Another living artist being honored with a museum show is British painter Lucian Freud whose work is now on view at the Centre Pompidou. Freud may not be everyone's cup of tea, but he is indisputedly a very fine painter and revered by many cognoscente as evidenced by the two hour wait to see this show. Divided into four main themes including "Interiors/Exteriors", "Reflection", "On Painting" and "As Flesh" the curators emphasize Freud's intention to make "...paint work as flesh". Views of interiors, urban landscapes, gardens, and above all portraits, are enigmatic, surprising and very insightful. Most people are painted naked, in blistering detail, as not just a depiction of how the person looks, but how the person really "is". This is an intense show and it leaves no doubt as to Freud's place in the contemporary art scene.

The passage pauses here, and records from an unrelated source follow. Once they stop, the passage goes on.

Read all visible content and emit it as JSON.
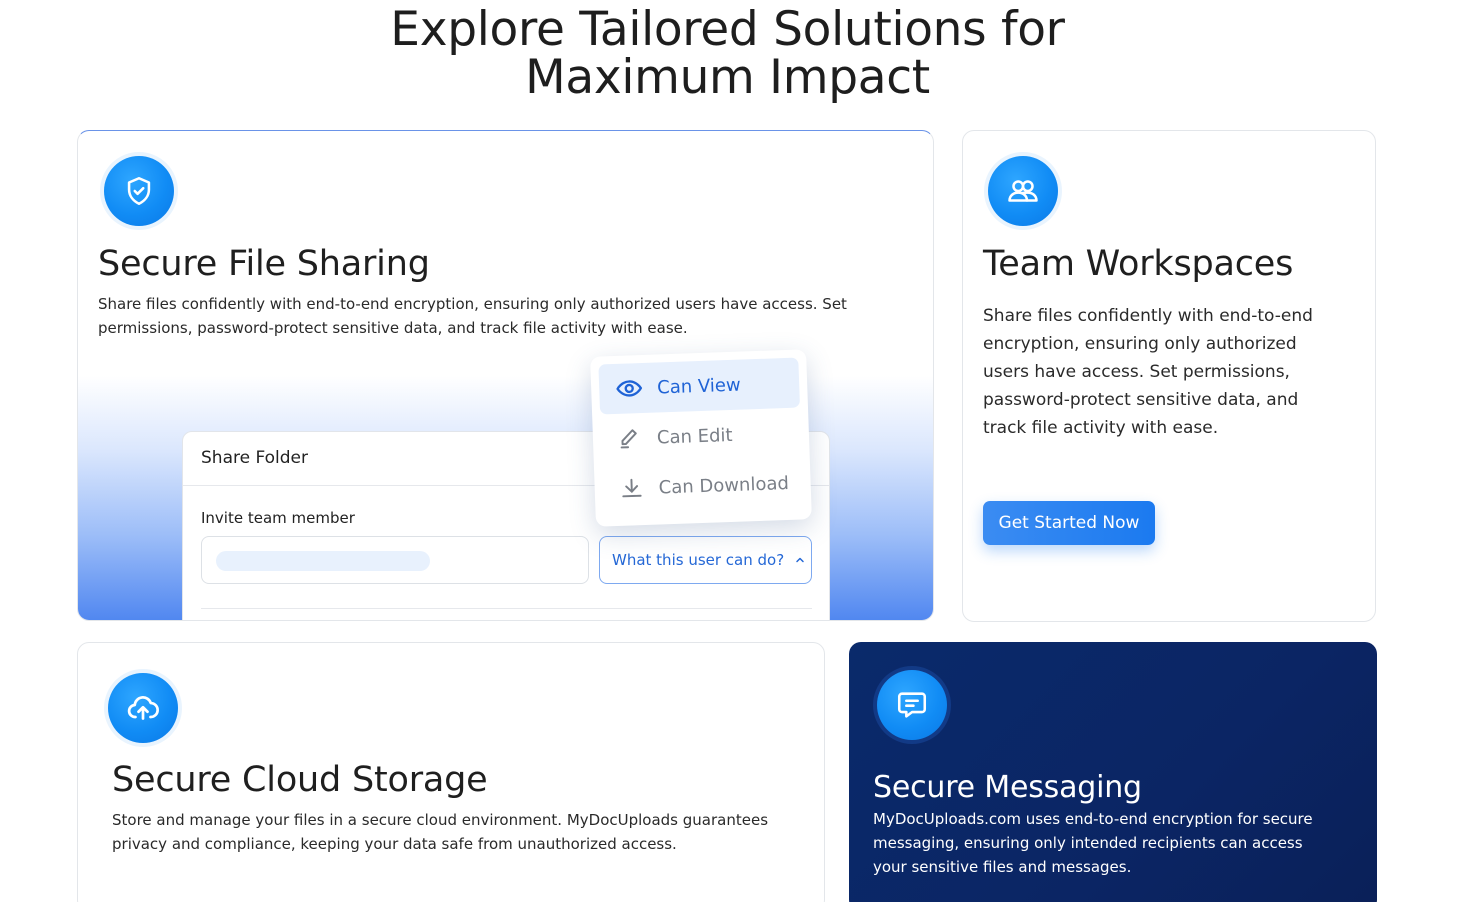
{
  "heading": {
    "line1": "Explore Tailored Solutions for",
    "line2": "Maximum Impact"
  },
  "cards": [
    {
      "title": "Secure File Sharing",
      "description": "Share files confidently with end-to-end encryption, ensuring only authorized users have access. Set permissions, password-protect sensitive data, and track file activity with ease.",
      "icon": "shield-check-icon",
      "illustration": {
        "panel_title": "Share Folder",
        "invite_label": "Invite team member",
        "permission_select": "What this user can do?",
        "options": [
          "Can View",
          "Can Edit",
          "Can Download"
        ],
        "selected_option": "Can View"
      }
    },
    {
      "title": "Team Workspaces",
      "description": "Share files confidently with end-to-end encryption, ensuring only authorized users have access. Set permissions, password-protect sensitive data, and track file activity with ease.",
      "icon": "users-icon",
      "button": "Get Started Now"
    },
    {
      "title": "Secure Cloud Storage",
      "description": "Store and manage your files in a secure cloud environment. MyDocUploads guarantees privacy and compliance, keeping your data safe from unauthorized access.",
      "icon": "cloud-upload-icon"
    },
    {
      "title": "Secure Messaging",
      "description": "MyDocUploads.com uses end-to-end encryption for secure messaging, ensuring only intended recipients can access your sensitive files and messages.",
      "icon": "message-icon"
    }
  ],
  "colors": {
    "accent": "#118cf5",
    "dark_card": "#0b2564",
    "link_blue": "#2568d6"
  }
}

Now let's move across the Seine to the Left Bank and visit the Musée Maillol currently featuring "Vanités: From Caravaggio to Damien Hirst - C'est la vie!" a survey of skulls, skeletons and icons of death from the Middle Ages through the present. Since ancient times people have been both frightened and fascinated by death and have expressed these obsessions through art and objects. On display are paintings by Old Masters such as Francisco de Zurbaran of Saint Francis with his face obscured holding a skull, 1635, or Genovesino's 1652 image of a putti asleep on a head. Carved ivory memento mori of skeletons as cane or knife handles are displayed next to crystal sculls, exquisitely - if perhaps morbidly - illustrated books, and a fabulous collection of vintage 1940-50 jewelry by Codognato, all on the theme of death in every conceivable permutation.
Modern artists also used the imagery of skulls and skeletons and paintings by Picasso, Cézanne and Braque are great representations. Then the exhibition goes totally Contemporary and I was surprised at how pervasive the use of the skull device still is. From Damian Hirst's famous diamond studded cranium "For the Love of God", 2007, to Nicholas Rubenstein's 2006 skull sculpture with Mickey Mouse ears, to Andy Warhol's 1976 silkscreens of skulls - the iconography is everywhere. Although the Musée Maillol did not always use the finest examples of the œuvre, I think they successfully made the point that death endures with us in art.
Now it's back to the living and the rest of a beautiful day in Paris. Wait a minute - is that a storm cloud? Oh no! Better get the umbrella out again! A bientôt!